**Exercise goal**
Copy out each line below verbatim, skipping any picture.

**Dataset records**
------------------------------------------------

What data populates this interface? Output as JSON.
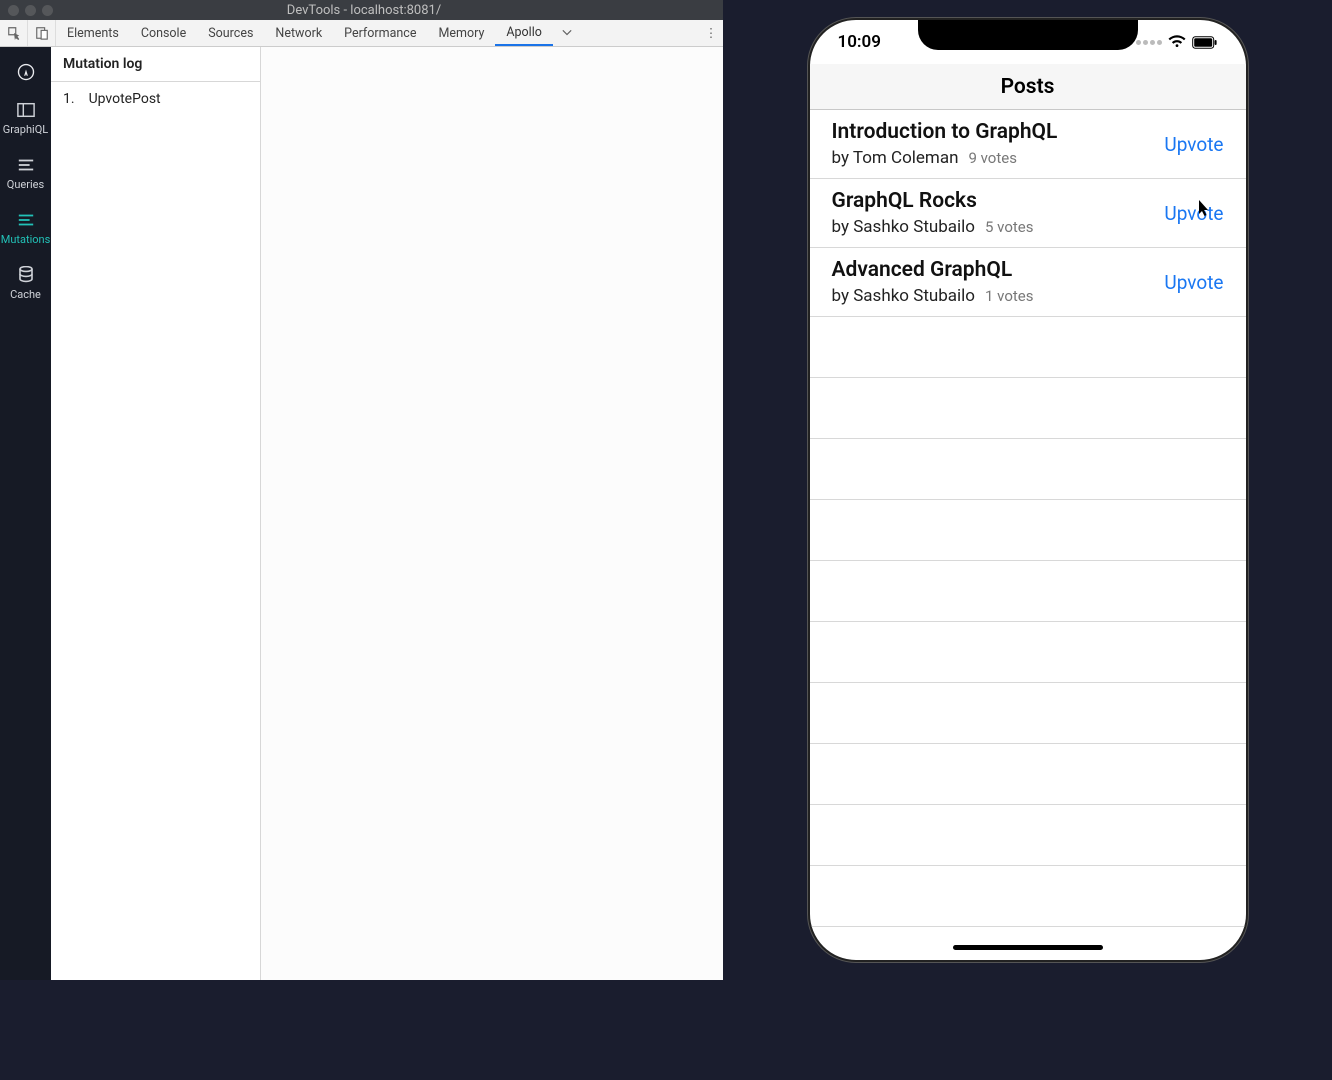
{
  "devtools": {
    "title": "DevTools - localhost:8081/",
    "tabs": [
      "Elements",
      "Console",
      "Sources",
      "Network",
      "Performance",
      "Memory",
      "Apollo"
    ],
    "active_tab": "Apollo"
  },
  "apollo": {
    "sidebar": [
      {
        "id": "logo",
        "label": ""
      },
      {
        "id": "graphiql",
        "label": "GraphiQL"
      },
      {
        "id": "queries",
        "label": "Queries"
      },
      {
        "id": "mutations",
        "label": "Mutations"
      },
      {
        "id": "cache",
        "label": "Cache"
      }
    ],
    "active_sidebar": "mutations",
    "panel_header": "Mutation log",
    "mutations": [
      {
        "index": "1.",
        "name": "UpvotePost"
      }
    ]
  },
  "phone": {
    "time": "10:09",
    "nav_title": "Posts",
    "upvote_label": "Upvote",
    "posts": [
      {
        "title": "Introduction to GraphQL",
        "author": "by Tom Coleman",
        "votes": "9 votes"
      },
      {
        "title": "GraphQL Rocks",
        "author": "by Sashko Stubailo",
        "votes": "5 votes"
      },
      {
        "title": "Advanced GraphQL",
        "author": "by Sashko Stubailo",
        "votes": "1 votes"
      }
    ],
    "empty_row_count": 11
  }
}
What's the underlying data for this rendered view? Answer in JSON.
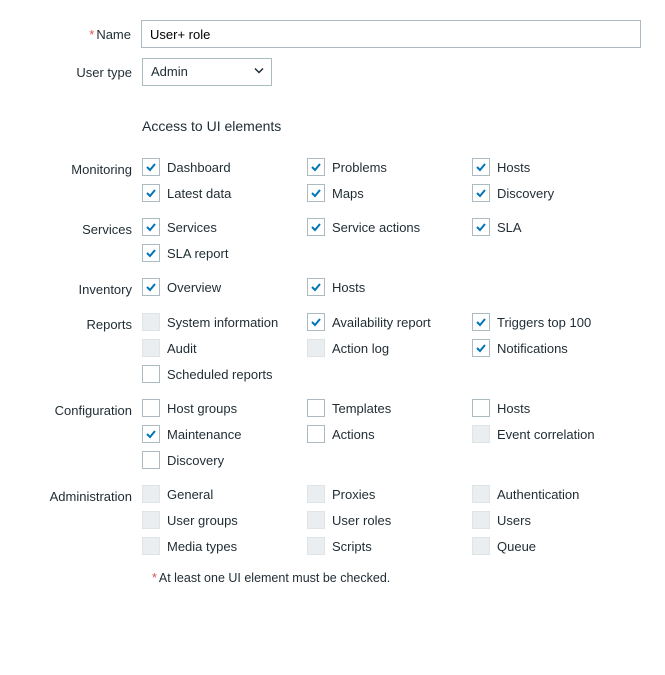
{
  "name_label": "Name",
  "name_value": "User+ role",
  "user_type_label": "User type",
  "user_type_value": "Admin",
  "section_title": "Access to UI elements",
  "groups": [
    {
      "label": "Monitoring",
      "items": [
        {
          "name": "monitoring-dashboard",
          "label": "Dashboard",
          "checked": true,
          "enabled": true
        },
        {
          "name": "monitoring-problems",
          "label": "Problems",
          "checked": true,
          "enabled": true
        },
        {
          "name": "monitoring-hosts",
          "label": "Hosts",
          "checked": true,
          "enabled": true
        },
        {
          "name": "monitoring-latest-data",
          "label": "Latest data",
          "checked": true,
          "enabled": true
        },
        {
          "name": "monitoring-maps",
          "label": "Maps",
          "checked": true,
          "enabled": true
        },
        {
          "name": "monitoring-discovery",
          "label": "Discovery",
          "checked": true,
          "enabled": true
        }
      ]
    },
    {
      "label": "Services",
      "items": [
        {
          "name": "services-services",
          "label": "Services",
          "checked": true,
          "enabled": true
        },
        {
          "name": "services-service-actions",
          "label": "Service actions",
          "checked": true,
          "enabled": true
        },
        {
          "name": "services-sla",
          "label": "SLA",
          "checked": true,
          "enabled": true
        },
        {
          "name": "services-sla-report",
          "label": "SLA report",
          "checked": true,
          "enabled": true
        }
      ]
    },
    {
      "label": "Inventory",
      "items": [
        {
          "name": "inventory-overview",
          "label": "Overview",
          "checked": true,
          "enabled": true
        },
        {
          "name": "inventory-hosts",
          "label": "Hosts",
          "checked": true,
          "enabled": true
        }
      ]
    },
    {
      "label": "Reports",
      "items": [
        {
          "name": "reports-system-information",
          "label": "System information",
          "checked": false,
          "enabled": false
        },
        {
          "name": "reports-availability-report",
          "label": "Availability report",
          "checked": true,
          "enabled": true
        },
        {
          "name": "reports-triggers-top-100",
          "label": "Triggers top 100",
          "checked": true,
          "enabled": true
        },
        {
          "name": "reports-audit",
          "label": "Audit",
          "checked": false,
          "enabled": false
        },
        {
          "name": "reports-action-log",
          "label": "Action log",
          "checked": false,
          "enabled": false
        },
        {
          "name": "reports-notifications",
          "label": "Notifications",
          "checked": true,
          "enabled": true
        },
        {
          "name": "reports-scheduled-reports",
          "label": "Scheduled reports",
          "checked": false,
          "enabled": true
        }
      ]
    },
    {
      "label": "Configuration",
      "items": [
        {
          "name": "configuration-host-groups",
          "label": "Host groups",
          "checked": false,
          "enabled": true
        },
        {
          "name": "configuration-templates",
          "label": "Templates",
          "checked": false,
          "enabled": true
        },
        {
          "name": "configuration-hosts",
          "label": "Hosts",
          "checked": false,
          "enabled": true
        },
        {
          "name": "configuration-maintenance",
          "label": "Maintenance",
          "checked": true,
          "enabled": true
        },
        {
          "name": "configuration-actions",
          "label": "Actions",
          "checked": false,
          "enabled": true
        },
        {
          "name": "configuration-event-correlation",
          "label": "Event correlation",
          "checked": false,
          "enabled": false
        },
        {
          "name": "configuration-discovery",
          "label": "Discovery",
          "checked": false,
          "enabled": true
        }
      ]
    },
    {
      "label": "Administration",
      "items": [
        {
          "name": "administration-general",
          "label": "General",
          "checked": false,
          "enabled": false
        },
        {
          "name": "administration-proxies",
          "label": "Proxies",
          "checked": false,
          "enabled": false
        },
        {
          "name": "administration-authentication",
          "label": "Authentication",
          "checked": false,
          "enabled": false
        },
        {
          "name": "administration-user-groups",
          "label": "User groups",
          "checked": false,
          "enabled": false
        },
        {
          "name": "administration-user-roles",
          "label": "User roles",
          "checked": false,
          "enabled": false
        },
        {
          "name": "administration-users",
          "label": "Users",
          "checked": false,
          "enabled": false
        },
        {
          "name": "administration-media-types",
          "label": "Media types",
          "checked": false,
          "enabled": false
        },
        {
          "name": "administration-scripts",
          "label": "Scripts",
          "checked": false,
          "enabled": false
        },
        {
          "name": "administration-queue",
          "label": "Queue",
          "checked": false,
          "enabled": false
        }
      ]
    }
  ],
  "hint_text": "At least one UI element must be checked."
}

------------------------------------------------

**Exercise solution**
What data populates this interface? Output as JSON.
{
  "devtools": {
    "title": "DevTools - localhost:8081/",
    "tabs": [
      "Elements",
      "Console",
      "Sources",
      "Network",
      "Performance",
      "Memory",
      "Apollo"
    ],
    "active_tab": "Apollo"
  },
  "apollo": {
    "sidebar": [
      {
        "id": "logo",
        "label": ""
      },
      {
        "id": "graphiql",
        "label": "GraphiQL"
      },
      {
        "id": "queries",
        "label": "Queries"
      },
      {
        "id": "mutations",
        "label": "Mutations"
      },
      {
        "id": "cache",
        "label": "Cache"
      }
    ],
    "active_sidebar": "mutations",
    "panel_header": "Mutation log",
    "mutations": [
      {
        "index": "1.",
        "name": "UpvotePost"
      }
    ]
  },
  "phone": {
    "time": "10:09",
    "nav_title": "Posts",
    "upvote_label": "Upvote",
    "posts": [
      {
        "title": "Introduction to GraphQL",
        "author": "by Tom Coleman",
        "votes": "9 votes"
      },
      {
        "title": "GraphQL Rocks",
        "author": "by Sashko Stubailo",
        "votes": "5 votes"
      },
      {
        "title": "Advanced GraphQL",
        "author": "by Sashko Stubailo",
        "votes": "1 votes"
      }
    ],
    "empty_row_count": 11
  }
}
What's the underlying data for this rendered view? Answer in JSON.
{
  "name_label": "Name",
  "name_value": "User+ role",
  "user_type_label": "User type",
  "user_type_value": "Admin",
  "section_title": "Access to UI elements",
  "groups": [
    {
      "label": "Monitoring",
      "items": [
        {
          "name": "monitoring-dashboard",
          "label": "Dashboard",
          "checked": true,
          "enabled": true
        },
        {
          "name": "monitoring-problems",
          "label": "Problems",
          "checked": true,
          "enabled": true
        },
        {
          "name": "monitoring-hosts",
          "label": "Hosts",
          "checked": true,
          "enabled": true
        },
        {
          "name": "monitoring-latest-data",
          "label": "Latest data",
          "checked": true,
          "enabled": true
        },
        {
          "name": "monitoring-maps",
          "label": "Maps",
          "checked": true,
          "enabled": true
        },
        {
          "name": "monitoring-discovery",
          "label": "Discovery",
          "checked": true,
          "enabled": true
        }
      ]
    },
    {
      "label": "Services",
      "items": [
        {
          "name": "services-services",
          "label": "Services",
          "checked": true,
          "enabled": true
        },
        {
          "name": "services-service-actions",
          "label": "Service actions",
          "checked": true,
          "enabled": true
        },
        {
          "name": "services-sla",
          "label": "SLA",
          "checked": true,
          "enabled": true
        },
        {
          "name": "services-sla-report",
          "label": "SLA report",
          "checked": true,
          "enabled": true
        }
      ]
    },
    {
      "label": "Inventory",
      "items": [
        {
          "name": "inventory-overview",
          "label": "Overview",
          "checked": true,
          "enabled": true
        },
        {
          "name": "inventory-hosts",
          "label": "Hosts",
          "checked": true,
          "enabled": true
        }
      ]
    },
    {
      "label": "Reports",
      "items": [
        {
          "name": "reports-system-information",
          "label": "System information",
          "checked": false,
          "enabled": false
        },
        {
          "name": "reports-availability-report",
          "label": "Availability report",
          "checked": true,
          "enabled": true
        },
        {
          "name": "reports-triggers-top-100",
          "label": "Triggers top 100",
          "checked": true,
          "enabled": true
        },
        {
          "name": "reports-audit",
          "label": "Audit",
          "checked": false,
          "enabled": false
        },
        {
          "name": "reports-action-log",
          "label": "Action log",
          "checked": false,
          "enabled": false
        },
        {
          "name": "reports-notifications",
          "label": "Notifications",
          "checked": true,
          "enabled": true
        },
        {
          "name": "reports-scheduled-reports",
          "label": "Scheduled reports",
          "checked": false,
          "enabled": true
        }
      ]
    },
    {
      "label": "Configuration",
      "items": [
        {
          "name": "configuration-host-groups",
          "label": "Host groups",
          "checked": false,
          "enabled": true
        },
        {
          "name": "configuration-templates",
          "label": "Templates",
          "checked": false,
          "enabled": true
        },
        {
          "name": "configuration-hosts",
          "label": "Hosts",
          "checked": false,
          "enabled": true
        },
        {
          "name": "configuration-maintenance",
          "label": "Maintenance",
          "checked": true,
          "enabled": true
        },
        {
          "name": "configuration-actions",
          "label": "Actions",
          "checked": false,
          "enabled": true
        },
        {
          "name": "configuration-event-correlation",
          "label": "Event correlation",
          "checked": false,
          "enabled": false
        },
        {
          "name": "configuration-discovery",
          "label": "Discovery",
          "checked": false,
          "enabled": true
        }
      ]
    },
    {
      "label": "Administration",
      "items": [
        {
          "name": "administration-general",
          "label": "General",
          "checked": false,
          "enabled": false
        },
        {
          "name": "administration-proxies",
          "label": "Proxies",
          "checked": false,
          "enabled": false
        },
        {
          "name": "administration-authentication",
          "label": "Authentication",
          "checked": false,
          "enabled": false
        },
        {
          "name": "administration-user-groups",
          "label": "User groups",
          "checked": false,
          "enabled": false
        },
        {
          "name": "administration-user-roles",
          "label": "User roles",
          "checked": false,
          "enabled": false
        },
        {
          "name": "administration-users",
          "label": "Users",
          "checked": false,
          "enabled": false
        },
        {
          "name": "administration-media-types",
          "label": "Media types",
          "checked": false,
          "enabled": false
        },
        {
          "name": "administration-scripts",
          "label": "Scripts",
          "checked": false,
          "enabled": false
        },
        {
          "name": "administration-queue",
          "label": "Queue",
          "checked": false,
          "enabled": false
        }
      ]
    }
  ],
  "hint_text": "At least one UI element must be checked."
}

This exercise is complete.